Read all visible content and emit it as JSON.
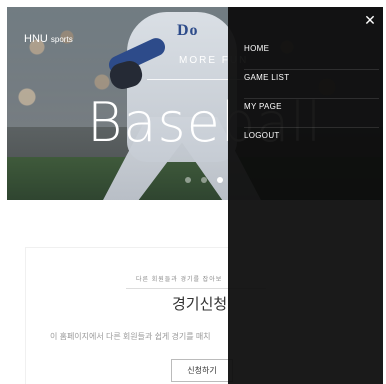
{
  "brand": {
    "main": "HNU",
    "sub": "sports"
  },
  "hero": {
    "subtitle": "MORE FUN",
    "title": "Baseball",
    "jersey": "Do"
  },
  "slider": {
    "dots": 3,
    "active_index": 2
  },
  "card": {
    "eyebrow": "다른 회원들과 경기를 잡아보",
    "title": "경기신청",
    "description": "이 홈페이지에서 다른 회원들과 쉽게 경기를 매치",
    "button": "신청하기"
  },
  "menu": {
    "close_icon": "close-icon",
    "items": [
      {
        "label": "HOME"
      },
      {
        "label": "GAME LIST"
      },
      {
        "label": "MY PAGE"
      },
      {
        "label": "LOGOUT"
      }
    ]
  }
}
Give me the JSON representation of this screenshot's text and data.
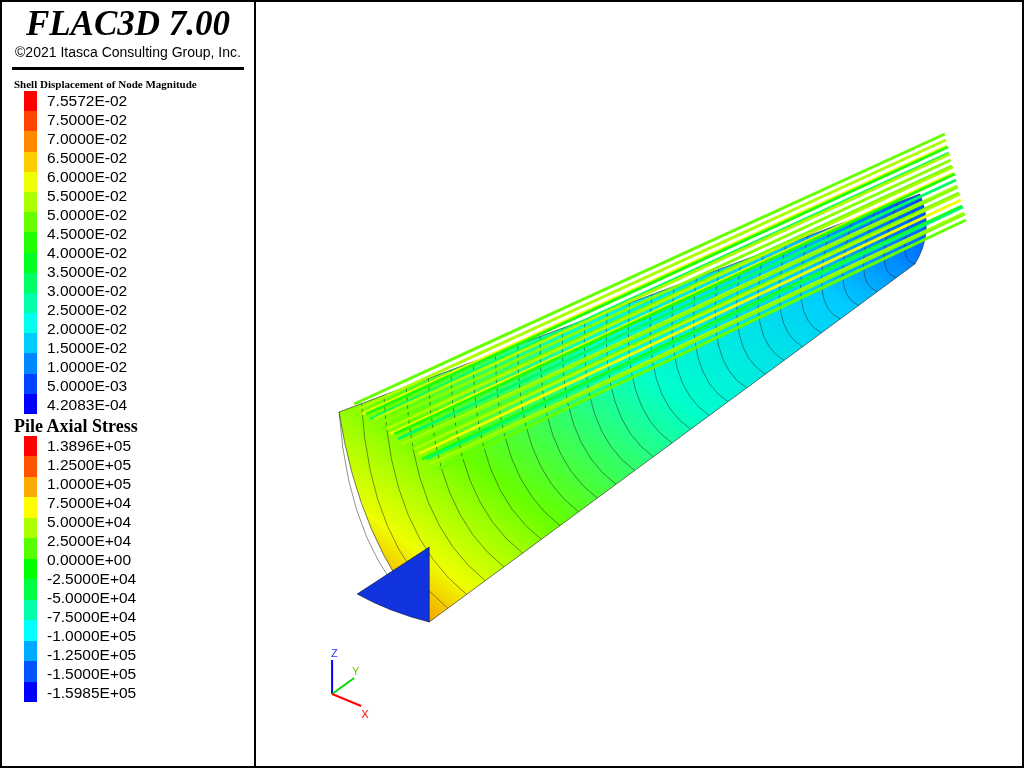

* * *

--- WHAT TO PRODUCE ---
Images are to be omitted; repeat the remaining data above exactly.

--- SOLUTION BELOW ---
Read all visible content and emit it as JSON.
{
  "brand": {
    "main": "HNU",
    "sub": "sports"
  },
  "hero": {
    "subtitle": "MORE FUN",
    "title": "Baseball",
    "jersey": "Do"
  },
  "slider": {
    "dots": 3,
    "active_index": 2
  },
  "card": {
    "eyebrow": "다른 회원들과 경기를 잡아보",
    "title": "경기신청",
    "description": "이 홈페이지에서 다른 회원들과 쉽게 경기를 매치",
    "button": "신청하기"
  },
  "menu": {
    "close_icon": "close-icon",
    "items": [
      {
        "label": "HOME"
      },
      {
        "label": "GAME LIST"
      },
      {
        "label": "MY PAGE"
      },
      {
        "label": "LOGOUT"
      }
    ]
  }
}
Give me the JSON representation of this screenshot's text and data.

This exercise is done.